Gravitational force: [tex] F_g = G m_1 m_2 / R^2 [/tex]
where [itex]G[/itex] is the gravitational constant and [itex]R[/itex] is the distance between the two masses.
Tangential velocity in uniform circular motion: [tex] v = 2∏R/T [/tex]
where T is the period.
Centripetal acceleration in uniform circular motion: [tex] a_c = v^2/R = 4(∏^2)R/T^2 [/tex]
3. The attempt at a solution
I know centripetal force is provided by the force of gravity, so:
[itex] F_g = G m_1 m_2 / R^2 [/itex] [itex] = m_1a_c [/itex]
I can express centripetal acceleration in terms of radius and period and shown above, but since [itex] m_1 [/itex] appears on both sides of the equation! I conclude that the mass of an orbiting object has nothing to do with its orbital period or it’s orbital radius.
This professor is notorious for accidentally giving problems that can’t actually be done, and I suspect that this is one. Am I missing something?

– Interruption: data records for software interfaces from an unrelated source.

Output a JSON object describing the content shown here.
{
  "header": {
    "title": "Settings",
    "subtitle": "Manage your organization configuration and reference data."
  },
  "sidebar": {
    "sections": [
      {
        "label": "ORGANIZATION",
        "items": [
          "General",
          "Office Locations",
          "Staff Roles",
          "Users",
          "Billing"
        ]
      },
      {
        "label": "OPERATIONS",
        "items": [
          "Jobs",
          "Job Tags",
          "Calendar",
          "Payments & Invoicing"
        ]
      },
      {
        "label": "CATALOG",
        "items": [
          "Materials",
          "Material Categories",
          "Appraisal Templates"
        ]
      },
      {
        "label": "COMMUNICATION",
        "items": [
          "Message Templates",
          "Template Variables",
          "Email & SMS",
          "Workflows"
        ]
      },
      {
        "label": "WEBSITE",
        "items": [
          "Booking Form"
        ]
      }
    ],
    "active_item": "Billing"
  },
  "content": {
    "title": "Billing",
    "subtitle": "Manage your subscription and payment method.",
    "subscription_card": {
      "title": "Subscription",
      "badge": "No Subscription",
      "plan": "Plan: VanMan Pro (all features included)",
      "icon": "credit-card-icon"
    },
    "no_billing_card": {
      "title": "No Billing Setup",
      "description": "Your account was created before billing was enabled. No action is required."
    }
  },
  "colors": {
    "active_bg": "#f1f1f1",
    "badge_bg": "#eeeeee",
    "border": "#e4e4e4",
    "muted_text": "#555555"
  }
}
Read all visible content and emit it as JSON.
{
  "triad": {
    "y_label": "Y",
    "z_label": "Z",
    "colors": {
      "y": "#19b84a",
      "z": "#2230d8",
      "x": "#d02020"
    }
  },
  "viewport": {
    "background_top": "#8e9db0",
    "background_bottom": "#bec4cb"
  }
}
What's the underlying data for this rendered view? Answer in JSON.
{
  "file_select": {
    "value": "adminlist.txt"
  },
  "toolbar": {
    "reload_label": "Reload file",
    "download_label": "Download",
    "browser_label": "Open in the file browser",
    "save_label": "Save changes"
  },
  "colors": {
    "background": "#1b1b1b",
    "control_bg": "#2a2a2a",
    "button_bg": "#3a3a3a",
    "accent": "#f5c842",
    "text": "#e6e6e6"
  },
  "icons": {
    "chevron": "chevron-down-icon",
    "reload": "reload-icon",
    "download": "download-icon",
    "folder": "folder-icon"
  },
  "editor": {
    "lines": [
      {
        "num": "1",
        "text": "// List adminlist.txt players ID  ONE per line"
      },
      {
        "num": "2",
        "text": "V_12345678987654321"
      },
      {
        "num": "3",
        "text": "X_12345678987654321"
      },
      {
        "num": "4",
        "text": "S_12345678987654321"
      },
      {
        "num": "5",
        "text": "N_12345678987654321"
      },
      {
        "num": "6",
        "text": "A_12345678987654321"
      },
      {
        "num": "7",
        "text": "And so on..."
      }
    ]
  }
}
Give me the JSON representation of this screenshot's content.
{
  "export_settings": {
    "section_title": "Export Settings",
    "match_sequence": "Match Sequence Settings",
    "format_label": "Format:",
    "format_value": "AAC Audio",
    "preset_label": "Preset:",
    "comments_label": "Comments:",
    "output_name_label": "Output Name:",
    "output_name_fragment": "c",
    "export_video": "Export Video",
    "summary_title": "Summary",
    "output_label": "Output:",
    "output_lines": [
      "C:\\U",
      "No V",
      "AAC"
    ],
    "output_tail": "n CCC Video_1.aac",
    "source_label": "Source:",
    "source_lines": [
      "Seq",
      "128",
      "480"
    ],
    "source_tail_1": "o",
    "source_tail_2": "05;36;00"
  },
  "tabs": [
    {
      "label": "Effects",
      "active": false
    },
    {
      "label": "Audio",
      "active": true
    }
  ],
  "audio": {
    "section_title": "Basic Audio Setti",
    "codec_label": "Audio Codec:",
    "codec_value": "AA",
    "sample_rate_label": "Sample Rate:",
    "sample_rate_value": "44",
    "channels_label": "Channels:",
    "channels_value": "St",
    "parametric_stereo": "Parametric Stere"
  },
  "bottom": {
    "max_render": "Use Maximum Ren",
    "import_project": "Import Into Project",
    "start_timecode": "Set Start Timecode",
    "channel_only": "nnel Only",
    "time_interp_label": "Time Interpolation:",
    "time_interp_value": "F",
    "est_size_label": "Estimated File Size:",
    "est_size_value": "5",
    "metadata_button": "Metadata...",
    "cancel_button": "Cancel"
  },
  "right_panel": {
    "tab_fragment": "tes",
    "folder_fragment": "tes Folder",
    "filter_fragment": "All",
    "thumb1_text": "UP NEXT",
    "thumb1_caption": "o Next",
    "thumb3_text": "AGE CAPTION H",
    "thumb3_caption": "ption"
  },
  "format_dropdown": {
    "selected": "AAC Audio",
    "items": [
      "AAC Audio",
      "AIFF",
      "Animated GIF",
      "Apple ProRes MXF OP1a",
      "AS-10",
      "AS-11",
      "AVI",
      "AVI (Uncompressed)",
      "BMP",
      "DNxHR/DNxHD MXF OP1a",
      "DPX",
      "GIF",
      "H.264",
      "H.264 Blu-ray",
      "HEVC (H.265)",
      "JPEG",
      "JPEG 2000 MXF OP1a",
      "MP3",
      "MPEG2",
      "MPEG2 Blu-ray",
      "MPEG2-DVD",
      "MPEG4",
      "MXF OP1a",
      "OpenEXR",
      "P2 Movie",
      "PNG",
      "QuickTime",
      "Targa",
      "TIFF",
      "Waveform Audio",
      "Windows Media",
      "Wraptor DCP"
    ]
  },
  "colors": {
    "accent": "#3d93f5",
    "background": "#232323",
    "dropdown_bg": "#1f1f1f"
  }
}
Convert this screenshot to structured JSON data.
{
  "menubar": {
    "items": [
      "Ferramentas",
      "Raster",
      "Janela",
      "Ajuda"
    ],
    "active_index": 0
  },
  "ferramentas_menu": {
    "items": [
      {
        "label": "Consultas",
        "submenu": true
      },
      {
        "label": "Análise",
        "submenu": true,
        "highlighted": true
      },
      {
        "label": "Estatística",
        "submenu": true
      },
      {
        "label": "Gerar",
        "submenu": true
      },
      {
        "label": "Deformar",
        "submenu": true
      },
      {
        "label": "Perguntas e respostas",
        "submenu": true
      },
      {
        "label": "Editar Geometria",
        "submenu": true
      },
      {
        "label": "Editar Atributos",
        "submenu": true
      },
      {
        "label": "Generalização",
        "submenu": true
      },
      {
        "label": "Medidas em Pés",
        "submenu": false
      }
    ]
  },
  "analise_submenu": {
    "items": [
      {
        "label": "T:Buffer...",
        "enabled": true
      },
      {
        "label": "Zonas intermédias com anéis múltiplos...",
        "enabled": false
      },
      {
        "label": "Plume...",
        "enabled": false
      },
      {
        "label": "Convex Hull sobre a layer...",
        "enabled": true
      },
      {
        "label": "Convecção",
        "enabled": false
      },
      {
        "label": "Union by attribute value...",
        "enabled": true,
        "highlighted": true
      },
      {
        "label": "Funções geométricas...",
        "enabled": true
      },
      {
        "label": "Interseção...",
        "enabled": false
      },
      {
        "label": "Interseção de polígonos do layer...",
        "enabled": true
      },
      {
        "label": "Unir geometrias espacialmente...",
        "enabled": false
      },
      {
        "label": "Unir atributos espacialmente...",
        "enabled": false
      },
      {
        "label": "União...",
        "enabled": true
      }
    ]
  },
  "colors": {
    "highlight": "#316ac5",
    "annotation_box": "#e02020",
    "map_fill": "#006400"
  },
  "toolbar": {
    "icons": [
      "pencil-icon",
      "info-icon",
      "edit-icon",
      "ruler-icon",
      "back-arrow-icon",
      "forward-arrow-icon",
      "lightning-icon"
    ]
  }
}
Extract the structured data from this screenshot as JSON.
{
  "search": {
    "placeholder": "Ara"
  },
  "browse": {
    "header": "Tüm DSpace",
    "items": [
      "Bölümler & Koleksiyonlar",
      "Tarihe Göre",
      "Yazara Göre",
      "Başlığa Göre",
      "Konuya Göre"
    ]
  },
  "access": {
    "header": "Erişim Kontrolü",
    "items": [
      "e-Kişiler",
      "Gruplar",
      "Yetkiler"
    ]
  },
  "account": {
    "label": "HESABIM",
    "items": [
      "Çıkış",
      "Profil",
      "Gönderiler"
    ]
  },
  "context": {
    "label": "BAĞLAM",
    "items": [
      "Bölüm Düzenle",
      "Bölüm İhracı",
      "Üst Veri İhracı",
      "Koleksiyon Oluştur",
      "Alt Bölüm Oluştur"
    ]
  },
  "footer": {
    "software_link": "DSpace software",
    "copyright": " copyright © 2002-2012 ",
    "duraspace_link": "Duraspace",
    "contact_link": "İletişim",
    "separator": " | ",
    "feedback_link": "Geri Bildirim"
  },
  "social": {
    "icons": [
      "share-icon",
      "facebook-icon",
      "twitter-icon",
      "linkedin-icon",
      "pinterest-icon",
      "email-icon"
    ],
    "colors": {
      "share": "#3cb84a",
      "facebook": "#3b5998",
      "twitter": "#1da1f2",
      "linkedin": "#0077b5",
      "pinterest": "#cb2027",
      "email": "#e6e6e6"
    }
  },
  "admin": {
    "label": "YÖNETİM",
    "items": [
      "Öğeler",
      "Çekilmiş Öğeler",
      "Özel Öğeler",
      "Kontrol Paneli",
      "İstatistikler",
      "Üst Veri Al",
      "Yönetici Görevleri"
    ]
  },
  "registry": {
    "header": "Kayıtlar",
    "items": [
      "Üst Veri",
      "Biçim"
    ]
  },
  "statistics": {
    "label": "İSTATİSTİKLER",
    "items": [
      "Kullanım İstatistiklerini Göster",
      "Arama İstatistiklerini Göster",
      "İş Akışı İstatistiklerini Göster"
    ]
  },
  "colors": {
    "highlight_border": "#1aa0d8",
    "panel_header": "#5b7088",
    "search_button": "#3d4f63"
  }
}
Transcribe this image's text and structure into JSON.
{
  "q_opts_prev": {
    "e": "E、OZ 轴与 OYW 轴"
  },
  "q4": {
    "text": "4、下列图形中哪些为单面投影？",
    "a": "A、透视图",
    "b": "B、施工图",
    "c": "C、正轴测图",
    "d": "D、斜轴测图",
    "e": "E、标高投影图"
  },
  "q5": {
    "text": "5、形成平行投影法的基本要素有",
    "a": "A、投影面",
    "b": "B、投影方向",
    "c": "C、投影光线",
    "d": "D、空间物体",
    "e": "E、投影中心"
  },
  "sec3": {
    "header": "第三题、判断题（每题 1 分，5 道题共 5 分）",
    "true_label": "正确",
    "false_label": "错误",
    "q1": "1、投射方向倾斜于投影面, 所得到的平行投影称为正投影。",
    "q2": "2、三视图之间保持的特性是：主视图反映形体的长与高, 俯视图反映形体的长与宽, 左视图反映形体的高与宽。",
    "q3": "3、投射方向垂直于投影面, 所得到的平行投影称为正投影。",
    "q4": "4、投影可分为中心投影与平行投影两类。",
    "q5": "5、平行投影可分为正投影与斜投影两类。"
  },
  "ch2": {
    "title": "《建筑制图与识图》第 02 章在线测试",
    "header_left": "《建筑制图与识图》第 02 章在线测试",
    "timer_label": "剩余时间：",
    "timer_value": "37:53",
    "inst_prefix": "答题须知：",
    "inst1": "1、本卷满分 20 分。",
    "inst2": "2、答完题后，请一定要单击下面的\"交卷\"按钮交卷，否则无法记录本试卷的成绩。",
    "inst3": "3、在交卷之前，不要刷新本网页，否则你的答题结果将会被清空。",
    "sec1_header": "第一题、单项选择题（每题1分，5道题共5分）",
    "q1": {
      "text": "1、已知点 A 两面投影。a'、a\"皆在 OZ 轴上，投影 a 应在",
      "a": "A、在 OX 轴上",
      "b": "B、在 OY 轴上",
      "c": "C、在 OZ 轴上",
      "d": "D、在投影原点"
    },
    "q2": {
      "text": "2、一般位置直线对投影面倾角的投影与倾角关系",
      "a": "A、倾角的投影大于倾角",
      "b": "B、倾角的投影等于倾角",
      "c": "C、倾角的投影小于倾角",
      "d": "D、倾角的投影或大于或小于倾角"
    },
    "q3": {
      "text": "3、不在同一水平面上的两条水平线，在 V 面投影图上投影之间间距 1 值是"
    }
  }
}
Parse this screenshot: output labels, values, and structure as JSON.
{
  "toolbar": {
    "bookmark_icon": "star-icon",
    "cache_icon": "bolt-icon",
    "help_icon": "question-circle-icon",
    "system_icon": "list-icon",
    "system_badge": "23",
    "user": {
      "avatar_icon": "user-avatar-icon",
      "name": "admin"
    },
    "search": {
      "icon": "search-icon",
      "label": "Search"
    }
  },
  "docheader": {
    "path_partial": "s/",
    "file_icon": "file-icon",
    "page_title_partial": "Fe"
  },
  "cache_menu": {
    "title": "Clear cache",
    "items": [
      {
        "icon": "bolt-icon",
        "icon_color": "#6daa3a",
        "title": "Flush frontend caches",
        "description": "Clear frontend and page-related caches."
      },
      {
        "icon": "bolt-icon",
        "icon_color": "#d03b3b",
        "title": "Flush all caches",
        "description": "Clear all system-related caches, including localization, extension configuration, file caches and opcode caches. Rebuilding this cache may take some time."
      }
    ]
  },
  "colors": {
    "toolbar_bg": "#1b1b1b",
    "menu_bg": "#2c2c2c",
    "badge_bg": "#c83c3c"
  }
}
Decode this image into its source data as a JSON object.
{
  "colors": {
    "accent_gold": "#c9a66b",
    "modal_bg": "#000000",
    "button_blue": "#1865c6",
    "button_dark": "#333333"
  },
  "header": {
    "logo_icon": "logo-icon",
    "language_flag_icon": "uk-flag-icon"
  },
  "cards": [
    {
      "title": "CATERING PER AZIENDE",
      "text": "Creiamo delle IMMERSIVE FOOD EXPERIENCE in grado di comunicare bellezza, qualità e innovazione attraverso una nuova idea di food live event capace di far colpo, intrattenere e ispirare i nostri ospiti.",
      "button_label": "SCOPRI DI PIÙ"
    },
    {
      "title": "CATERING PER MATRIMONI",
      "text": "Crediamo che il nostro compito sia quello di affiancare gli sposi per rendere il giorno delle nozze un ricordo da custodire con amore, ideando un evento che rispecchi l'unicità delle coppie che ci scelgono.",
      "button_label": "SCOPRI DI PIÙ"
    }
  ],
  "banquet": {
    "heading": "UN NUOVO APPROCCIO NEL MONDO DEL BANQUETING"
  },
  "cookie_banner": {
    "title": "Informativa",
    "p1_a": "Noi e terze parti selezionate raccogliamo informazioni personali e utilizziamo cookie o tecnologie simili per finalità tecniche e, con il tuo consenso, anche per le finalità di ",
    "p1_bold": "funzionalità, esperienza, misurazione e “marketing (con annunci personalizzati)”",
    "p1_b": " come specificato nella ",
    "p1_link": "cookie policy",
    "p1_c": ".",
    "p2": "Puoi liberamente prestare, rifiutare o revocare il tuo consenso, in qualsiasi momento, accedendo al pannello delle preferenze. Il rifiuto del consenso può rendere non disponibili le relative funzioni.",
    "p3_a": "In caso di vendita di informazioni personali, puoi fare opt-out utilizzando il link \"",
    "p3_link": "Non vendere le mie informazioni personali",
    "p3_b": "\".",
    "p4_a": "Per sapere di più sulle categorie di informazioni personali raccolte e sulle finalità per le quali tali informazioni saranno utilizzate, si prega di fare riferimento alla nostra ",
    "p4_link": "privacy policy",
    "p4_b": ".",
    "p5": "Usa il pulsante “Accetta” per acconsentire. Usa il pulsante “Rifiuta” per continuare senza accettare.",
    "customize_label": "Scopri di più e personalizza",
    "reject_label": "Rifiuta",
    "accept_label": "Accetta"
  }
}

In case that wasn’t clear, my problem is that the mass of an orbiting body can’t be expressed in terms of its orbital radius and period. Thus I can’t determine the ratio of the masses of two orbiting bodies using only this information.